While the United States never formally severed diplomatic ties with Somalia, former Secretary of State Hillary Clinton signaled a significant shift in relations when she officially recognized Mohamud’s government in January.
Mohamud, elected last year in the first vote of its kind since warlords toppled military dictator Mohamed Siad Barre in 1991, has since toured major Western centers to normalize relations and show he is serious about rebuilding.
“It is an important moment for Somalia,” said Bella Bird, World Bank country director for Somalia, Sudan and South Sudan.
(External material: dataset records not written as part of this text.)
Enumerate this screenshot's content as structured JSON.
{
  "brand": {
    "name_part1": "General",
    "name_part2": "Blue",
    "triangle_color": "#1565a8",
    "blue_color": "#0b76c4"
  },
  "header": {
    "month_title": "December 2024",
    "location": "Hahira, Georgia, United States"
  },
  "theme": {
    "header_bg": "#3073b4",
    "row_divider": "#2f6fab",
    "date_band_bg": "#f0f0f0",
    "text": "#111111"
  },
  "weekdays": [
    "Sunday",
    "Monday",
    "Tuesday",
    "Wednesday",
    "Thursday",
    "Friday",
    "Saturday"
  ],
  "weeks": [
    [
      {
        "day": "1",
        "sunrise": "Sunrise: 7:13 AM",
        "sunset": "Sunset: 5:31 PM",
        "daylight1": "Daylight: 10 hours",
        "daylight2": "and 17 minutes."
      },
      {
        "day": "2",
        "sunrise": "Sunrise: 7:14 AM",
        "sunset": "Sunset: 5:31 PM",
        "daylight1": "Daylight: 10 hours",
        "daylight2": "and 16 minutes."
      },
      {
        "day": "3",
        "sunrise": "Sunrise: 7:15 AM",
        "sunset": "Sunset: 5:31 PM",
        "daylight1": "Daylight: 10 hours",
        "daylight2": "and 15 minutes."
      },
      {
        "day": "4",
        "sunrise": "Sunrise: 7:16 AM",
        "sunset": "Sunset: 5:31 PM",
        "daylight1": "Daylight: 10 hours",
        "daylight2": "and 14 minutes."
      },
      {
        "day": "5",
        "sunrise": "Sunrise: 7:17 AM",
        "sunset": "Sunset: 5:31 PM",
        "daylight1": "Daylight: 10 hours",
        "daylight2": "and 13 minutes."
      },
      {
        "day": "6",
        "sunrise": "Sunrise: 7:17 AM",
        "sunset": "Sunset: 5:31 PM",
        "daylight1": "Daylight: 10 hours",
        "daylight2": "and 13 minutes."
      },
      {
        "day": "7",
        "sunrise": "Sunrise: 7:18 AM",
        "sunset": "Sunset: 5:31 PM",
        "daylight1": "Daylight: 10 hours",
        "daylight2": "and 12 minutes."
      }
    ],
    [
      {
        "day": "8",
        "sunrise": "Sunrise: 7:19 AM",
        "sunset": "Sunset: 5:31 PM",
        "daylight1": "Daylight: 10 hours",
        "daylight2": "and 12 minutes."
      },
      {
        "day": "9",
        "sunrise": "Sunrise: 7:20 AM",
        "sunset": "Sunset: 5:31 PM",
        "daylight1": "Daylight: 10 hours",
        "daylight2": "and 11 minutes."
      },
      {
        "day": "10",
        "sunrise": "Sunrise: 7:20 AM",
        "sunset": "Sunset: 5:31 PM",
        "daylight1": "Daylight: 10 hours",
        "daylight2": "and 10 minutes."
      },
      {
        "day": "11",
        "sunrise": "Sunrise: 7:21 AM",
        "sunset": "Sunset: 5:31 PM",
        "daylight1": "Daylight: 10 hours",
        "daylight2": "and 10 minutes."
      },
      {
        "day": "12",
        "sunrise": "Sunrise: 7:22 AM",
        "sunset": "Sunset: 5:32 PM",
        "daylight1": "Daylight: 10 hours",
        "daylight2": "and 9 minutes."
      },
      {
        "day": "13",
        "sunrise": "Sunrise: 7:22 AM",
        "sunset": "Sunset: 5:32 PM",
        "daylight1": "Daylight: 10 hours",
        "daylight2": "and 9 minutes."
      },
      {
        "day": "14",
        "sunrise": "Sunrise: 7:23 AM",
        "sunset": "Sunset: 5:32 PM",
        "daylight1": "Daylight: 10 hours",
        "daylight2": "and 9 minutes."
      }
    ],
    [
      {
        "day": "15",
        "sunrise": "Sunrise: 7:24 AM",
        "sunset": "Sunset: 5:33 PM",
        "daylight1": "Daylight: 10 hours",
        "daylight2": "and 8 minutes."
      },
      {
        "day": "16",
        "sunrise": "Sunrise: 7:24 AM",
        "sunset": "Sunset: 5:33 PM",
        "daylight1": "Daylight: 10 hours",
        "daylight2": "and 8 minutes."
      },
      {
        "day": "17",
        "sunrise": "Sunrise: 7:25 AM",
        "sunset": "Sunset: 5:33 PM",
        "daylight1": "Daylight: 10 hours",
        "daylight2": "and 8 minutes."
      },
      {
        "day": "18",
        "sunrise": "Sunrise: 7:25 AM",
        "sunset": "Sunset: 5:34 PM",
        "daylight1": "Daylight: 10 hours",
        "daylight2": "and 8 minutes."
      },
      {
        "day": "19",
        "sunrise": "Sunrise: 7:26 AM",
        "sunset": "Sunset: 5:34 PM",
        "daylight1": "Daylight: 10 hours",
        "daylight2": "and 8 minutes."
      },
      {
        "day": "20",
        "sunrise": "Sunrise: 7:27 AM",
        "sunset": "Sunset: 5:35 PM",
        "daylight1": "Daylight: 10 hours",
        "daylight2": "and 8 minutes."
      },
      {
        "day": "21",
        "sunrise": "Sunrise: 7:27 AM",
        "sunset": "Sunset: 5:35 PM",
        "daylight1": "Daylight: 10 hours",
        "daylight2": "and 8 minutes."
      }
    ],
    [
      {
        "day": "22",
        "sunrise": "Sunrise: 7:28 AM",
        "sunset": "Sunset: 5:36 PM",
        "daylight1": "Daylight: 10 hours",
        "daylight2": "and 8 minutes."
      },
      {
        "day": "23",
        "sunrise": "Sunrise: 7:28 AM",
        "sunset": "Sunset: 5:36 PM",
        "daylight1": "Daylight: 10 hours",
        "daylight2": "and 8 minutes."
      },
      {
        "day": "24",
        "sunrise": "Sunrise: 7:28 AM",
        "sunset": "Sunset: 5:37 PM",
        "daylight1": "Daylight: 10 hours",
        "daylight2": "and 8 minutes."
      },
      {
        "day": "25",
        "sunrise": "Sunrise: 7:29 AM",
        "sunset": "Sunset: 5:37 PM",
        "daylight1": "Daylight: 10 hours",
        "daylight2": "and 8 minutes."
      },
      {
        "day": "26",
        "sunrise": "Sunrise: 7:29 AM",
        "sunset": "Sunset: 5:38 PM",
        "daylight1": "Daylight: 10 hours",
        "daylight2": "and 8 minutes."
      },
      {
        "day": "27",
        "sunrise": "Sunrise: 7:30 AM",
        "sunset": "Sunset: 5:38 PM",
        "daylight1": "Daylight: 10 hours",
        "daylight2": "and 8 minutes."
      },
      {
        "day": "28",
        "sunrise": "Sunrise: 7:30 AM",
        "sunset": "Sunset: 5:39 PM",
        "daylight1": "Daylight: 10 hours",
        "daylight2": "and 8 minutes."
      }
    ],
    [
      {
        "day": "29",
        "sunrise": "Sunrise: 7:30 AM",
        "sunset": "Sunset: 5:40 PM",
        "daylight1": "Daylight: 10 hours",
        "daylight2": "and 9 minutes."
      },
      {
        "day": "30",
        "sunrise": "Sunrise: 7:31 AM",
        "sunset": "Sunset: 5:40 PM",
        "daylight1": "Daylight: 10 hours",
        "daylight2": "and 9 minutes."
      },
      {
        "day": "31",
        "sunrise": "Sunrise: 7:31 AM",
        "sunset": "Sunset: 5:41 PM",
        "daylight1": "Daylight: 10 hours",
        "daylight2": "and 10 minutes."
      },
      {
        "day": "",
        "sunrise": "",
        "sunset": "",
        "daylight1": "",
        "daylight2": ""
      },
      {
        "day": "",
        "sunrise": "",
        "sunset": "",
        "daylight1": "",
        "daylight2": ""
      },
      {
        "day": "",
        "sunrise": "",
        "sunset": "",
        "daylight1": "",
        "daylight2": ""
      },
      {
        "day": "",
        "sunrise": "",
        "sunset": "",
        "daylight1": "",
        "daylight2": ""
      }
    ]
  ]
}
She traveled with foreign ambassadors and donors to Mogadishu for talks with Mohamud in late January.
Mohamud will need to show in coming months he has the support of major Western donors and has the power to effect change, but security remains a major obstacle to rebuilding.
An African Union force has had some success in driving al Qaeda-linked al Shabaab insurgents, who seized control of much of central and southern Somalia, out of Mogadishu. While security there has improved dramatically, it is still a dangerous place.
Mohamud has outlined his priorities, which include cracking down on corruption and building an effective government that can use its resources well, Bird said.
“They have already just in the last couple of months, since the finance minister was appointed, undertaken a budget process which has been open and transparent, and no one can remember the last time that happened,” Bird said. “The priority setting is now happening for this first phase.”
Somalia had requested World Bank technical assistance to help with strengthening financial management and rebuilding government systems, she said, adding that the government was focused on “quick wins” to demonstrate a peace dividend.
“Development is a long game in Somalia and at the moment the president’s concern is how can I do things that people will be able to see, feel, touch, which shows that the situation is changing,” Bird said.
“The capability of the government to deliver is going to take time to develop but it is very important as well ...that they want to do some things and they want us to help them do some things so they can feel to be active as a government,” she said.
“They have been receiving humanitarian aid for a long time, which has been a very important lifeline for Somalis, but now they want to move beyond that emergency phase and build up their own profile as a government.”
Reporting By Lesley Wroughton; Editing by Paul Simao and Christopher Wilson